### Task details
Below are the records. Gather each line that holds "subtitle".

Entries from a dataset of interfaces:
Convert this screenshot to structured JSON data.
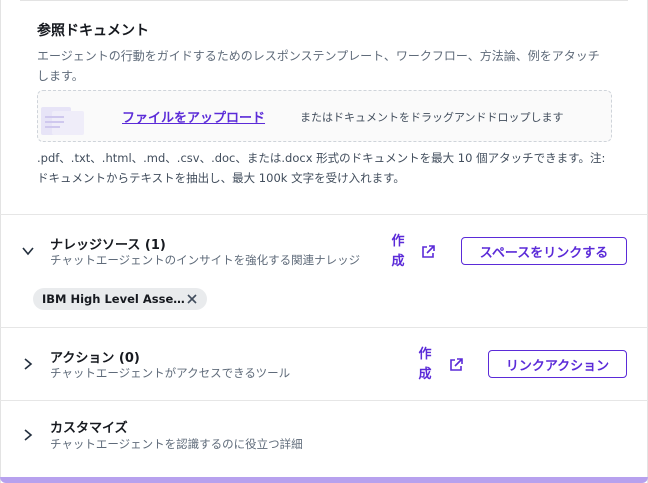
{
  "reference": {
    "title": "参照ドキュメント",
    "description": "エージェントの行動をガイドするためのレスポンステンプレート、ワークフロー、方法論、例をアタッチします。",
    "upload_link": "ファイルをアップロード",
    "drop_hint": "またはドキュメントをドラッグアンドドロップします",
    "formats": ".pdf、.txt、.html、.md、.csv、.doc、または.docx 形式のドキュメントを最大 10 個アタッチできます。注: ドキュメントからテキストを抽出し、最大 100k 文字を受け入れます。"
  },
  "knowledge": {
    "title": "ナレッジソース (1)",
    "subtitle": "チャットエージェントのインサイトを強化する関連ナレッジ",
    "create_label": "作成",
    "link_button": "スペースをリンクする",
    "chip_label": "IBM High Level Asse…",
    "expanded": true
  },
  "actions": {
    "title": "アクション (0)",
    "subtitle": "チャットエージェントがアクセスできるツール",
    "create_label": "作成",
    "link_button": "リンクアクション"
  },
  "customize": {
    "title": "カスタマイズ",
    "subtitle": "チャットエージェントを認識するのに役立つ詳細"
  },
  "colors": {
    "accent": "#5b2bd8",
    "border": "#e6e6e6",
    "muted_text": "#5f6b7a"
  }
}
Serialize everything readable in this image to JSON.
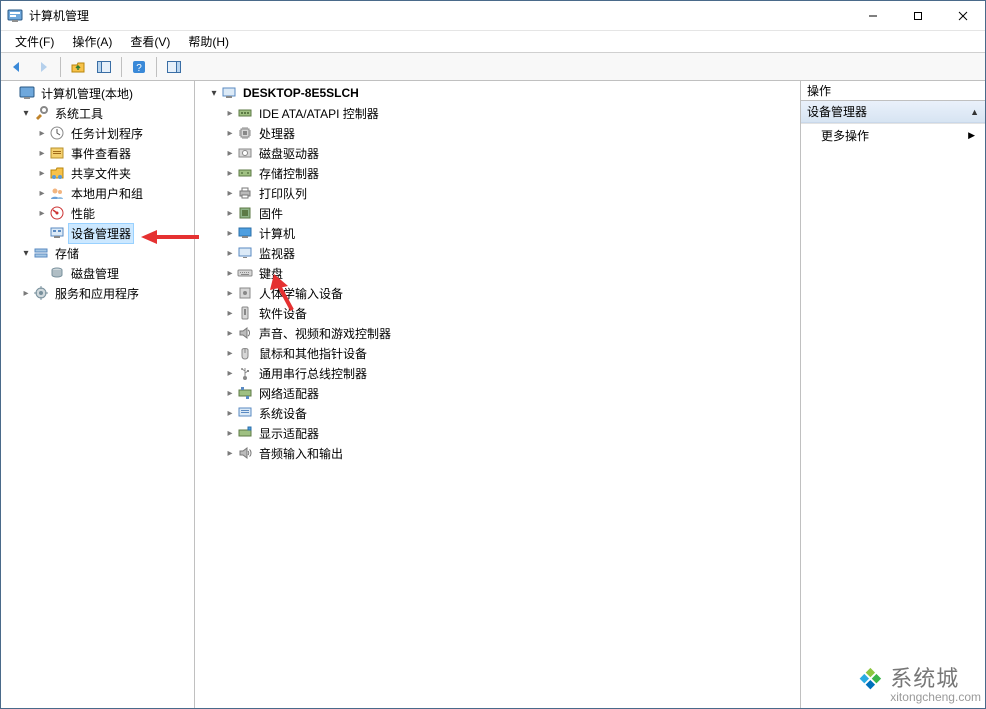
{
  "window": {
    "title": "计算机管理"
  },
  "menubar": {
    "file": "文件(F)",
    "action": "操作(A)",
    "view": "查看(V)",
    "help": "帮助(H)"
  },
  "left_tree": {
    "root": "计算机管理(本地)",
    "system_tools": "系统工具",
    "task_scheduler": "任务计划程序",
    "event_viewer": "事件查看器",
    "shared_folders": "共享文件夹",
    "local_users": "本地用户和组",
    "performance": "性能",
    "device_manager": "设备管理器",
    "storage": "存储",
    "disk_management": "磁盘管理",
    "services_apps": "服务和应用程序"
  },
  "device_tree": {
    "root": "DESKTOP-8E5SLCH",
    "ide": "IDE ATA/ATAPI 控制器",
    "cpu": "处理器",
    "diskdrv": "磁盘驱动器",
    "storage": "存储控制器",
    "printq": "打印队列",
    "firmware": "固件",
    "computer": "计算机",
    "monitor": "监视器",
    "keyboard": "键盘",
    "hid": "人体学输入设备",
    "software": "软件设备",
    "sound": "声音、视频和游戏控制器",
    "mouse": "鼠标和其他指针设备",
    "usb": "通用串行总线控制器",
    "network": "网络适配器",
    "system": "系统设备",
    "display": "显示适配器",
    "audio": "音频输入和输出"
  },
  "actions": {
    "header": "操作",
    "section_title": "设备管理器",
    "more_actions": "更多操作"
  },
  "watermark": {
    "cn": "系统城",
    "en": "xitongcheng.com"
  }
}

### Finished exercise
    "subtitle": "チャットエージェントのインサイトを強化する関連ナレッジ",
    "subtitle": "チャットエージェントがアクセスできるツール",
    "subtitle": "チャットエージェントを認識するのに役立つ詳細"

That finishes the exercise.